Oil quotes rise 9-10% on Monday morning after explosions and fires at Saudi oil facilities, which led to a loss of about 6% of world crude production.
Today, the November Brent futures were trading on the London ICE Futures exchange at $ 66.29 per barrel, which is $ 6.07 (10.08%) higher than the closing session on Friday.
October futures for WTI rose by that time on the New York Mercantile Exchange (NYMEX) by $ 4.95 (9.01%), to $ 59.8 per barrel.
At the peak, the growth of quotations reached 11-13%, the price increase became the highest since February 2016.
On September 14, drones attacked the largest oil refinery in Saudi Arabia, Abkaik, and the Khurais oil field. There were explosions and fire. Oil production was suspended in the amount of 5.7 million barrels per day, that is, about half of the total volume produced in the country.
The Abkayk refinery normally produces about 9.8 million bpd and is considered one of the largest enterprises in the world. The suspension of the Abkayk refinery and Khurais field was confirmed by Energy Minister Prince Abdel Aziz bin Salman Al Saud. He assured that the fire at the facilities was “taken under control”.

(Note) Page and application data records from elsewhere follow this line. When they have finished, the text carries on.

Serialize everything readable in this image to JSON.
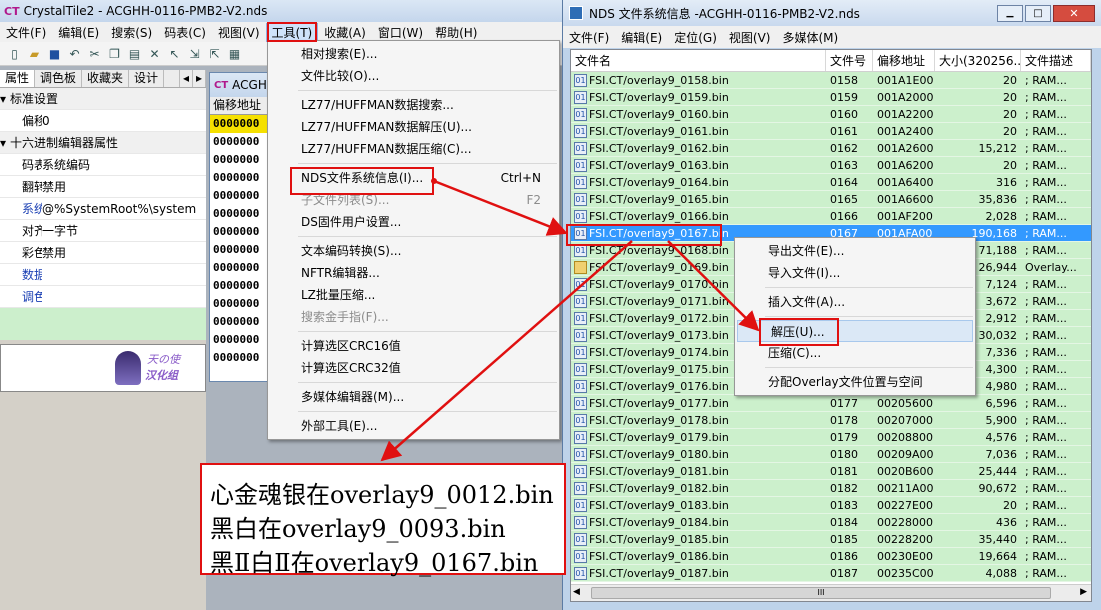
{
  "main_window": {
    "title": "CrystalTile2 - ACGHH-0116-PMB2-V2.nds",
    "app_icon_text": "CT",
    "menu": [
      "文件(F)",
      "编辑(E)",
      "搜索(S)",
      "码表(C)",
      "视图(V)",
      "工具(T)",
      "收藏(A)",
      "窗口(W)",
      "帮助(H)"
    ],
    "tabs": [
      "属性",
      "调色板",
      "收藏夹",
      "设计"
    ],
    "properties": [
      {
        "type": "cat",
        "label": "标准设置"
      },
      {
        "type": "row",
        "key": "偏移地",
        "value": "0"
      },
      {
        "type": "cat",
        "label": "十六进制编辑器属性"
      },
      {
        "type": "row",
        "key": "码表显:",
        "value": "系统编码"
      },
      {
        "type": "row",
        "key": "翻转编",
        "value": "禁用"
      },
      {
        "type": "row",
        "key": "系统编码",
        "value": "@%SystemRoot%\\system",
        "blue": true
      },
      {
        "type": "row",
        "key": "对齐",
        "value": "一字节"
      },
      {
        "type": "row",
        "key": "彩色显:",
        "value": "禁用"
      },
      {
        "type": "row",
        "key": "数据转换",
        "value": "",
        "blue": true
      },
      {
        "type": "row",
        "key": "调色板属",
        "value": "",
        "blue": true
      }
    ],
    "logo_text": [
      "天の使",
      "汉化组"
    ]
  },
  "hex_window": {
    "title": "ACGH",
    "header": "偏移地址",
    "rows": [
      "0000000",
      "0000000",
      "0000000",
      "0000000",
      "0000000",
      "0000000",
      "0000000",
      "0000000",
      "0000000",
      "0000000",
      "0000000",
      "0000000",
      "0000000",
      "0000000"
    ]
  },
  "tools_menu": {
    "items": [
      {
        "label": "相对搜索(E)..."
      },
      {
        "label": "文件比较(O)..."
      },
      {
        "sep": true
      },
      {
        "label": "LZ77/HUFFMAN数据搜索..."
      },
      {
        "label": "LZ77/HUFFMAN数据解压(U)..."
      },
      {
        "label": "LZ77/HUFFMAN数据压缩(C)..."
      },
      {
        "sep": true
      },
      {
        "label": "NDS文件系统信息(I)...",
        "shortcut": "Ctrl+N",
        "highlight": true
      },
      {
        "label": "子文件列表(S)...",
        "shortcut": "F2",
        "disabled": true
      },
      {
        "label": "DS固件用户设置..."
      },
      {
        "sep": true
      },
      {
        "label": "文本编码转换(S)..."
      },
      {
        "label": "NFTR编辑器..."
      },
      {
        "label": "LZ批量压缩..."
      },
      {
        "label": "搜索金手指(F)...",
        "disabled": true
      },
      {
        "sep": true
      },
      {
        "label": "计算选区CRC16值"
      },
      {
        "label": "计算选区CRC32值"
      },
      {
        "sep": true
      },
      {
        "label": "多媒体编辑器(M)..."
      },
      {
        "sep": true
      },
      {
        "label": "外部工具(E)..."
      }
    ]
  },
  "nds_window": {
    "title": "NDS 文件系统信息 -ACGHH-0116-PMB2-V2.nds",
    "menu": [
      "文件(F)",
      "编辑(E)",
      "定位(G)",
      "视图(V)",
      "多媒体(M)"
    ],
    "columns": [
      "文件名",
      "文件号",
      "偏移地址",
      "大小(320256...",
      "文件描述"
    ],
    "rows": [
      [
        "FSI.CT/overlay9_0158.bin",
        "0158",
        "001A1E00",
        "20",
        "; RAM..."
      ],
      [
        "FSI.CT/overlay9_0159.bin",
        "0159",
        "001A2000",
        "20",
        "; RAM..."
      ],
      [
        "FSI.CT/overlay9_0160.bin",
        "0160",
        "001A2200",
        "20",
        "; RAM..."
      ],
      [
        "FSI.CT/overlay9_0161.bin",
        "0161",
        "001A2400",
        "20",
        "; RAM..."
      ],
      [
        "FSI.CT/overlay9_0162.bin",
        "0162",
        "001A2600",
        "15,212",
        "; RAM..."
      ],
      [
        "FSI.CT/overlay9_0163.bin",
        "0163",
        "001A6200",
        "20",
        "; RAM..."
      ],
      [
        "FSI.CT/overlay9_0164.bin",
        "0164",
        "001A6400",
        "316",
        "; RAM..."
      ],
      [
        "FSI.CT/overlay9_0165.bin",
        "0165",
        "001A6600",
        "35,836",
        "; RAM..."
      ],
      [
        "FSI.CT/overlay9_0166.bin",
        "0166",
        "001AF200",
        "2,028",
        "; RAM..."
      ],
      [
        "FSI.CT/overlay9_0167.bin",
        "0167",
        "001AFA00",
        "190,168",
        "; RAM..."
      ],
      [
        "FSI.CT/overlay9_0168.bin",
        "",
        "",
        "71,188",
        "; RAM..."
      ],
      [
        "FSI.CT/overlay9_0169.bin",
        "",
        "",
        "26,944",
        "Overlay..."
      ],
      [
        "FSI.CT/overlay9_0170.bin",
        "",
        "",
        "7,124",
        "; RAM..."
      ],
      [
        "FSI.CT/overlay9_0171.bin",
        "",
        "",
        "3,672",
        "; RAM..."
      ],
      [
        "FSI.CT/overlay9_0172.bin",
        "",
        "",
        "2,912",
        "; RAM..."
      ],
      [
        "FSI.CT/overlay9_0173.bin",
        "",
        "",
        "30,032",
        "; RAM..."
      ],
      [
        "FSI.CT/overlay9_0174.bin",
        "",
        "",
        "7,336",
        "; RAM..."
      ],
      [
        "FSI.CT/overlay9_0175.bin",
        "",
        "",
        "4,300",
        "; RAM..."
      ],
      [
        "FSI.CT/overlay9_0176.bin",
        "",
        "",
        "4,980",
        "; RAM..."
      ],
      [
        "FSI.CT/overlay9_0177.bin",
        "0177",
        "00205600",
        "6,596",
        "; RAM..."
      ],
      [
        "FSI.CT/overlay9_0178.bin",
        "0178",
        "00207000",
        "5,900",
        "; RAM..."
      ],
      [
        "FSI.CT/overlay9_0179.bin",
        "0179",
        "00208800",
        "4,576",
        "; RAM..."
      ],
      [
        "FSI.CT/overlay9_0180.bin",
        "0180",
        "00209A00",
        "7,036",
        "; RAM..."
      ],
      [
        "FSI.CT/overlay9_0181.bin",
        "0181",
        "0020B600",
        "25,444",
        "; RAM..."
      ],
      [
        "FSI.CT/overlay9_0182.bin",
        "0182",
        "00211A00",
        "90,672",
        "; RAM..."
      ],
      [
        "FSI.CT/overlay9_0183.bin",
        "0183",
        "00227E00",
        "20",
        "; RAM..."
      ],
      [
        "FSI.CT/overlay9_0184.bin",
        "0184",
        "00228000",
        "436",
        "; RAM..."
      ],
      [
        "FSI.CT/overlay9_0185.bin",
        "0185",
        "00228200",
        "35,440",
        "; RAM..."
      ],
      [
        "FSI.CT/overlay9_0186.bin",
        "0186",
        "00230E00",
        "19,664",
        "; RAM..."
      ],
      [
        "FSI.CT/overlay9_0187.bin",
        "0187",
        "00235C00",
        "4,088",
        "; RAM..."
      ]
    ],
    "selected_index": 9
  },
  "context_menu": {
    "items": [
      {
        "label": "导出文件(E)..."
      },
      {
        "label": "导入文件(I)..."
      },
      {
        "sep": true
      },
      {
        "label": "插入文件(A)..."
      },
      {
        "sep": true
      },
      {
        "label": "解压(U)...",
        "highlight": true
      },
      {
        "label": "压缩(C)..."
      },
      {
        "sep": true
      },
      {
        "label": "分配Overlay文件位置与空间"
      }
    ]
  },
  "annotation": {
    "lines": [
      "心金魂银在overlay9_0012.bin",
      "黑白在overlay9_0093.bin",
      "黑Ⅱ白Ⅱ在overlay9_0167.bin"
    ]
  },
  "colors": {
    "highlight_red": "#e01010",
    "list_green": "#ccf0cc",
    "selection_blue": "#3399ff"
  }
}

“In my opinion, Saudi Arabia will be able to restore oil production in the amount of 3 million bpd in the next 2-5 days, but it will take more time to return another 2.7 million bpd, taking into account the peculiarities of the Abkayk refinery,” said the analyst on the energy sector of Mizuho Securities Robert Jager.
Saudi oil facilities have been attacked more than once in recent months, but drone attacks have inflicted severe damage to the country’s oil infrastructure. It also recalled that tensions in the Middle East persist, and could jeopardize the supply of oil from the region to the world market, writes MarketWatch.
By Monday evening, Saudi Arabia plans to recover about a third of its production, reduced due to the incident.
The Hussite Yemeni rebels claimed responsibility for the attack on Saudi targets, while US Secretary of State Mike Pompeo blamed Iran for this, noting that there was no evidence that the attacks came from Yemen.